It would have been difficult to repurpose Pinstech as a weapons laboratory, as it was never intended or designed to be a classified facility. Still, as “the main research and design center for the PAEC nuclear fuel cycle,” it did train and inspire a future “cadre of weaponeers” who would go on to man nuclear facilities across the country. Pinstech, with assistance from Belgian and French companies, built a pilot plant for reprocessing spent reactor fuel into plutonium. So while Pinstech formally considered itself an unclassified facility, it nonetheless became part of a growing network of weapons laboratories and factories. Something of an open secret, it was often referred to as “the Nilore bomb factory” by cab drivers. By the 1990s what had begun as a showcase for the peaceful atom and basic science had become an applied research complex with a staff of some 2,000.
The Price of Secrecy
After Israel bombed and heavily damaged Iraq’s Osirak reactor in June 1981, Pinstech, fearing a similar attack from India, hid its once gleaming concrete buildings under layers of olive drab. Even some of Pakistan’s generals considered this a crime of vandalism. Where the PAEC had once proudly published its annual list of scientists and engineers, the names and even the number of those names suddenly became classified. Secrecy carried a high opportunity cost. Salam always considered the greatest weakness of Pakistani physics to be its isolation from the international community. Pakistan’s nuclear weapons laboratories siphoned off and sequestered some of the nation’s best physics talent. For a poor country, building a “nuclear complex that dwarfs all other areas of science and technology,” as physicist Zia Mian explains, could only be done by neglecting “many of the basic political, social and economic needs of its citizens.”
Pinstech found itself trapped by the devil’s bargain characteristic of “nuclear nationalism” in the developing world. The visibility and accessibility essential for its original purpose could not survive the relentless demands of Pakistan’s nuclear weapons complex. So like the postage stamps heralding its opening in 1966 as “Pakistan’s First Atomic Reactor,” Pinstech’s idealistic founding vision slowly faded into memory.
Salam long sought to end Pakistan’s isolation from the rest of the scientific world. Pinstech could have been an important step forward, had it not embodied the paradox of Cold War physics, inspired by the promise of “atoms for peace” but driven by political circumstances to pursue atoms for war. Over its next half century, can Pinstech reemerge from the shadows of security and reclaim the role Salam once imagined for it, helping to lead the “renaissance of sciences in Islamic countries”?

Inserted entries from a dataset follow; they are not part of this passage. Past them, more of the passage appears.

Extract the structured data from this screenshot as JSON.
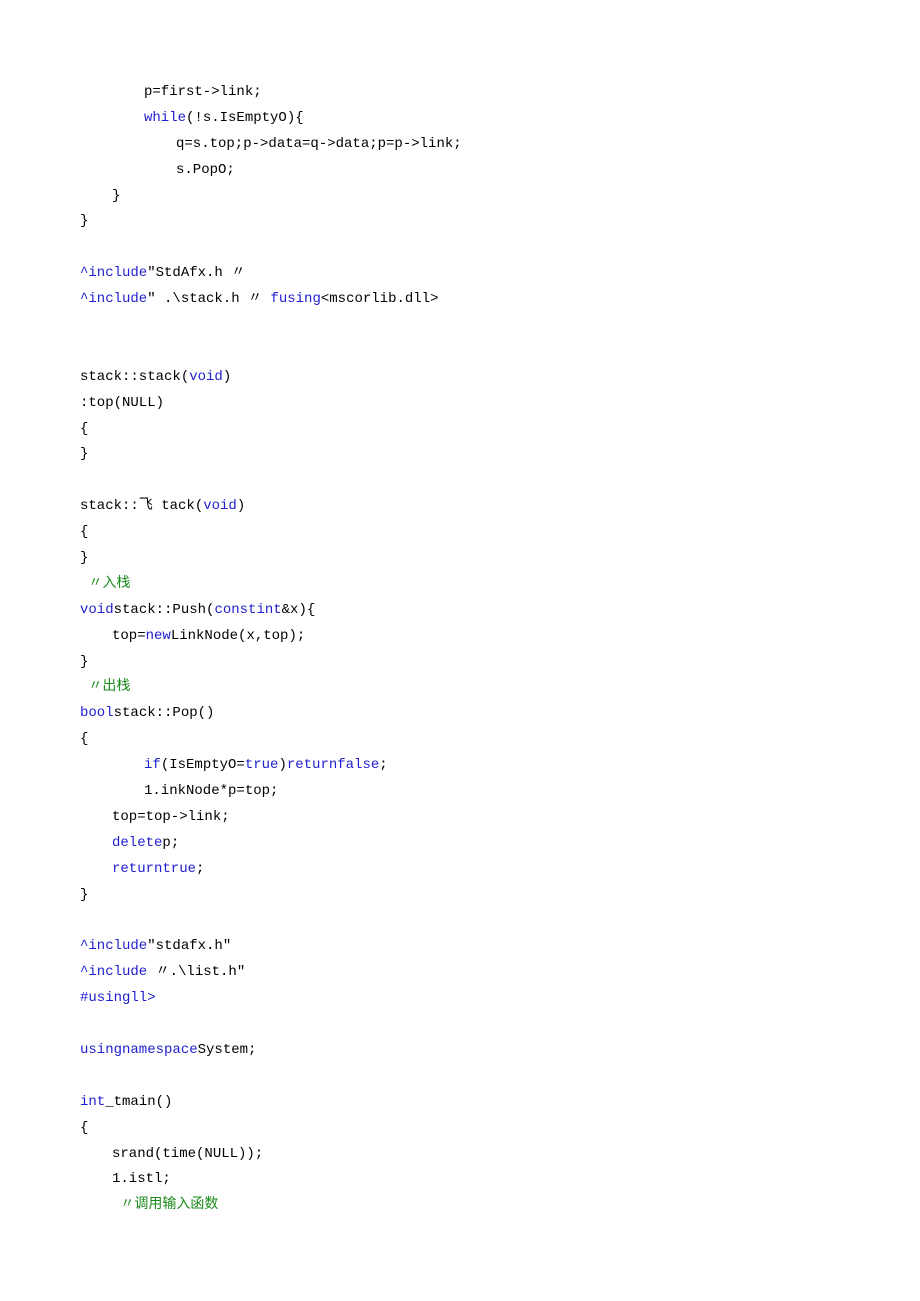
{
  "lines": [
    {
      "indent": 2,
      "segments": [
        {
          "t": "p=first->link;"
        }
      ]
    },
    {
      "indent": 2,
      "segments": [
        {
          "t": "while",
          "c": "kw"
        },
        {
          "t": "(!s.IsEmptyO){"
        }
      ]
    },
    {
      "indent": 3,
      "segments": [
        {
          "t": "q=s.top;p->data=q->data;p=p->link;"
        }
      ]
    },
    {
      "indent": 3,
      "segments": [
        {
          "t": "s.PopO;"
        }
      ]
    },
    {
      "indent": 1,
      "segments": [
        {
          "t": "}"
        }
      ]
    },
    {
      "indent": 0,
      "segments": [
        {
          "t": "}"
        }
      ]
    },
    {
      "indent": 0,
      "segments": [
        {
          "t": ""
        }
      ]
    },
    {
      "indent": 0,
      "segments": [
        {
          "t": "^include",
          "c": "kw"
        },
        {
          "t": "\"StdAfx.h 〃"
        }
      ]
    },
    {
      "indent": 0,
      "segments": [
        {
          "t": "^include",
          "c": "kw"
        },
        {
          "t": "\" .\\stack.h 〃 "
        },
        {
          "t": "fusing",
          "c": "kw"
        },
        {
          "t": "<mscorlib.dll>"
        }
      ]
    },
    {
      "indent": 0,
      "segments": [
        {
          "t": ""
        }
      ]
    },
    {
      "indent": 0,
      "segments": [
        {
          "t": ""
        }
      ]
    },
    {
      "indent": 0,
      "segments": [
        {
          "t": "stack::stack("
        },
        {
          "t": "void",
          "c": "kw"
        },
        {
          "t": ")"
        }
      ]
    },
    {
      "indent": 0,
      "segments": [
        {
          "t": ":top(NULL)"
        }
      ]
    },
    {
      "indent": 0,
      "segments": [
        {
          "t": "{"
        }
      ]
    },
    {
      "indent": 0,
      "segments": [
        {
          "t": "}"
        }
      ]
    },
    {
      "indent": 0,
      "segments": [
        {
          "t": ""
        }
      ]
    },
    {
      "indent": 0,
      "segments": [
        {
          "t": "stack::飞 tack("
        },
        {
          "t": "void",
          "c": "kw"
        },
        {
          "t": ")"
        }
      ]
    },
    {
      "indent": 0,
      "segments": [
        {
          "t": "{"
        }
      ]
    },
    {
      "indent": 0,
      "segments": [
        {
          "t": "}"
        }
      ]
    },
    {
      "indent": 0,
      "segments": [
        {
          "t": " 〃入栈",
          "c": "comment"
        }
      ]
    },
    {
      "indent": 0,
      "segments": [
        {
          "t": "void",
          "c": "kw"
        },
        {
          "t": "stack::Push("
        },
        {
          "t": "constint",
          "c": "kw"
        },
        {
          "t": "&x){"
        }
      ]
    },
    {
      "indent": 1,
      "segments": [
        {
          "t": "top="
        },
        {
          "t": "new",
          "c": "kw"
        },
        {
          "t": "LinkNode(x,top);"
        }
      ]
    },
    {
      "indent": 0,
      "segments": [
        {
          "t": "}"
        }
      ]
    },
    {
      "indent": 0,
      "segments": [
        {
          "t": " 〃出栈",
          "c": "comment"
        }
      ]
    },
    {
      "indent": 0,
      "segments": [
        {
          "t": "bool",
          "c": "kw"
        },
        {
          "t": "stack::Pop()"
        }
      ]
    },
    {
      "indent": 0,
      "segments": [
        {
          "t": "{"
        }
      ]
    },
    {
      "indent": 2,
      "segments": [
        {
          "t": "if",
          "c": "kw"
        },
        {
          "t": "(IsEmptyO="
        },
        {
          "t": "true",
          "c": "kw"
        },
        {
          "t": ")"
        },
        {
          "t": "returnfalse",
          "c": "kw"
        },
        {
          "t": ";"
        }
      ]
    },
    {
      "indent": 2,
      "segments": [
        {
          "t": "1.inkNode*p=top;"
        }
      ]
    },
    {
      "indent": 1,
      "segments": [
        {
          "t": "top=top->link;"
        }
      ]
    },
    {
      "indent": 1,
      "segments": [
        {
          "t": "delete",
          "c": "kw"
        },
        {
          "t": "p;"
        }
      ]
    },
    {
      "indent": 1,
      "segments": [
        {
          "t": "returntrue",
          "c": "kw"
        },
        {
          "t": ";"
        }
      ]
    },
    {
      "indent": 0,
      "segments": [
        {
          "t": "}"
        }
      ]
    },
    {
      "indent": 0,
      "segments": [
        {
          "t": ""
        }
      ]
    },
    {
      "indent": 0,
      "segments": [
        {
          "t": "^include",
          "c": "kw"
        },
        {
          "t": "\"stdafx.h\""
        }
      ]
    },
    {
      "indent": 0,
      "segments": [
        {
          "t": "^include ",
          "c": "kw"
        },
        {
          "t": "〃.\\list.h\""
        }
      ]
    },
    {
      "indent": 0,
      "segments": [
        {
          "t": "#usingll>",
          "c": "kw"
        }
      ]
    },
    {
      "indent": 0,
      "segments": [
        {
          "t": ""
        }
      ]
    },
    {
      "indent": 0,
      "segments": [
        {
          "t": "usingnamespace",
          "c": "kw"
        },
        {
          "t": "System;"
        }
      ]
    },
    {
      "indent": 0,
      "segments": [
        {
          "t": ""
        }
      ]
    },
    {
      "indent": 0,
      "segments": [
        {
          "t": "int",
          "c": "kw"
        },
        {
          "t": "_tmain()"
        }
      ]
    },
    {
      "indent": 0,
      "segments": [
        {
          "t": "{"
        }
      ]
    },
    {
      "indent": 1,
      "segments": [
        {
          "t": "srand(time(NULL));"
        }
      ]
    },
    {
      "indent": 1,
      "segments": [
        {
          "t": "1.istl;"
        }
      ]
    },
    {
      "indent": 1,
      "segments": [
        {
          "t": " 〃调用输入函数",
          "c": "comment"
        }
      ]
    }
  ]
}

Leslie is a history of science and technology professor at Johns Hopkins University. His new book, Heart of Glass: Corporate Architecture and Urban Renewal, is being published by the University of Toledo Press. This piece is an adaptation reproduced with the permission of the American Institute of Physics. From our Feb. 14-28, 2015, issue.